For the record: Thanks to The Stig’s impressive turn behind the wheel, the Tesla Roadster gets a higher ranking in Top Gear’s performance board than a Porsche 911 GT3. Jeremy Clarkson, a die-hard “petrol head” with a clear bias against green cars generally, said that it must be “snowing in hell” because he had such a great time driving the Roadster and now considers himself a “volt head” thanks to the Roadster’s amazing performance. This is amazingly high praise from Clarkson, whose entire schtick is to savage even his most beloved petrol-guzzling sports cars.
However, I would like to clarify a couple things. Never at any time did Clarkson or any of the Top Gear drivers run out of charge.
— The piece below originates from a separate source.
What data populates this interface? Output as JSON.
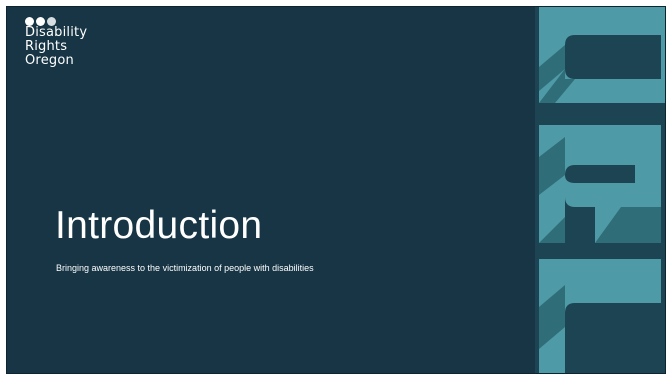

In fact, they never got below 20 percent charge in either car; they never had to push a car off the track because of lack of charge or a fault. (It’s unclear why they were pushing one into a garage in the video; I’ll refrain from speculating about their motives.)
The “brake failure” Clarkson mentions was solely a blown fuse; a service technician replaced the Roadster’s pump and it was back up and running immediately. They were never without a car, and the Top Gear testing did not put the Roadster’s reliability or safety in question whatsoever. Again, I’m going to leave out comments as to why the good folks at Top Gear might have mischaracterized the blown fuse as a brake failure, which is was decidedly not.
I am also unclear as to why Clarkson said it took 16 hours to recharge the Roadster without qualifying that statement at all. The vast majority of people who have taken delivery of their Roadsters (and there are more than 100 of them now) have much faster systems that recharge from dead to full in as little as 3.5 hours.
However, I really enjoyed Clarkson’s suggestion that, if people want to race Roadsters 24-7, they should simply buy two.
Senior Communications Manager
Tesla Motors Inc.